Given records:
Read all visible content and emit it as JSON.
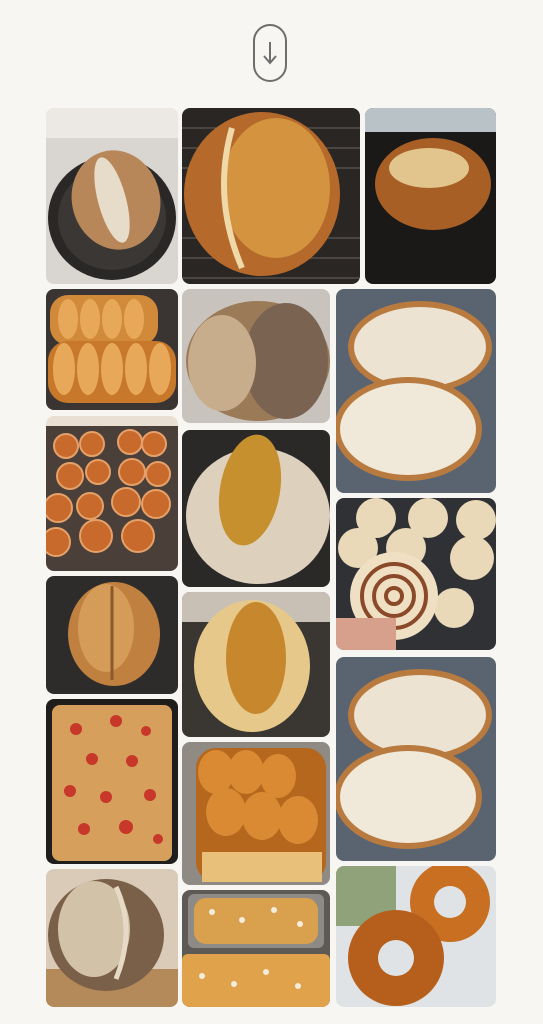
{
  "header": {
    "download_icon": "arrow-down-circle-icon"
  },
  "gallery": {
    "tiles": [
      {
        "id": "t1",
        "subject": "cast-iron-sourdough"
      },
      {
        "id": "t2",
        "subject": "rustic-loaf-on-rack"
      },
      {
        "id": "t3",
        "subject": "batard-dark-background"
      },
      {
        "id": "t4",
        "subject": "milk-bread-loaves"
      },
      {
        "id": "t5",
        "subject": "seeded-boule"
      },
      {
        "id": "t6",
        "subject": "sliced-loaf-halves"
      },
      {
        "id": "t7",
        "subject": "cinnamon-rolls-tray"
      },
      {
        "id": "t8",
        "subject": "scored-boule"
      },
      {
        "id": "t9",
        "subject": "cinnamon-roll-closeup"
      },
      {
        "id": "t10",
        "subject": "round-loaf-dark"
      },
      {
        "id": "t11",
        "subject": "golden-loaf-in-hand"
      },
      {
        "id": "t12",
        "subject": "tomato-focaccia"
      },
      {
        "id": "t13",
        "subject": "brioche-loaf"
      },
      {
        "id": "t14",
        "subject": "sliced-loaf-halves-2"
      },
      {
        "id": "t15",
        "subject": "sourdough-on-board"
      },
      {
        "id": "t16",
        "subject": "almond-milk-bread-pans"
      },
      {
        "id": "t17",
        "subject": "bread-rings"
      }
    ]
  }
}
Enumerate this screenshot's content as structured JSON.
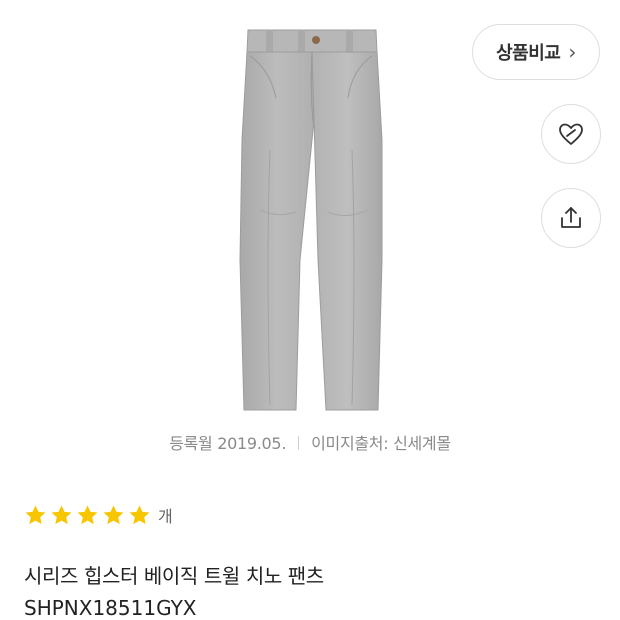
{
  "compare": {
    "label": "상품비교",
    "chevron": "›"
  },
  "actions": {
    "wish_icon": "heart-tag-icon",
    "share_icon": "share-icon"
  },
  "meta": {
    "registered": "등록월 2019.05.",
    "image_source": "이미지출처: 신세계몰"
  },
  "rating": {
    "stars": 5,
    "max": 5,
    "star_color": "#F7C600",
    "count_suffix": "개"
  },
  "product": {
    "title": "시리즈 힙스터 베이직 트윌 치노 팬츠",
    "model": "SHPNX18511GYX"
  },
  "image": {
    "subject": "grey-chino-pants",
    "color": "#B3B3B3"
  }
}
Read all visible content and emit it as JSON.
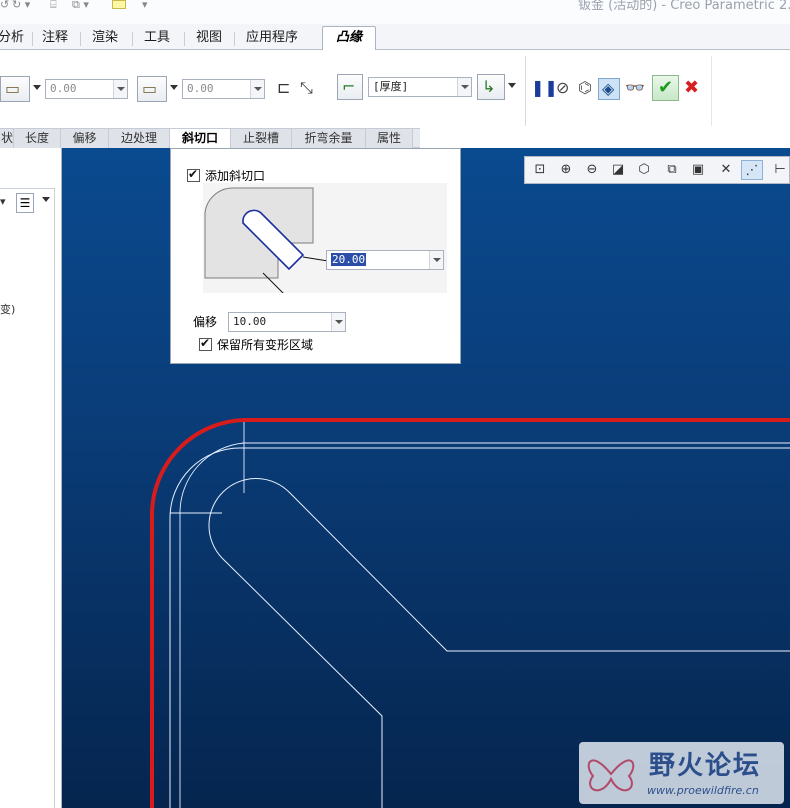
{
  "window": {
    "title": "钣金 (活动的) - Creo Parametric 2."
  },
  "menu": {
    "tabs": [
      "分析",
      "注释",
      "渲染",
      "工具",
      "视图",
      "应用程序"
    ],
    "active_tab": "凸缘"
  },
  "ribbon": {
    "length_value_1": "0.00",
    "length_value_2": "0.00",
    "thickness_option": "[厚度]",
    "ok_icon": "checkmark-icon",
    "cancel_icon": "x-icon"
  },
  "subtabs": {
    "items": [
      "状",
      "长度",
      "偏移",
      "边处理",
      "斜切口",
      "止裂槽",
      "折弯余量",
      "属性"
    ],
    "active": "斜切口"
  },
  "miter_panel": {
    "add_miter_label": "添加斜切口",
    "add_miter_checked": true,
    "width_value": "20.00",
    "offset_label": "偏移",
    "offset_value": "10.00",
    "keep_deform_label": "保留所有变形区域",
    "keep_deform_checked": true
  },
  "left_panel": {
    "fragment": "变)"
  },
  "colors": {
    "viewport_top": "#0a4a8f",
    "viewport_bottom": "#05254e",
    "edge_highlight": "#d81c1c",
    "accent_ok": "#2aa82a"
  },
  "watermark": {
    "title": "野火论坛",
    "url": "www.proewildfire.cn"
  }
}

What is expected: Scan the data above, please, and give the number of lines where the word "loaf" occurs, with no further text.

Task response: 6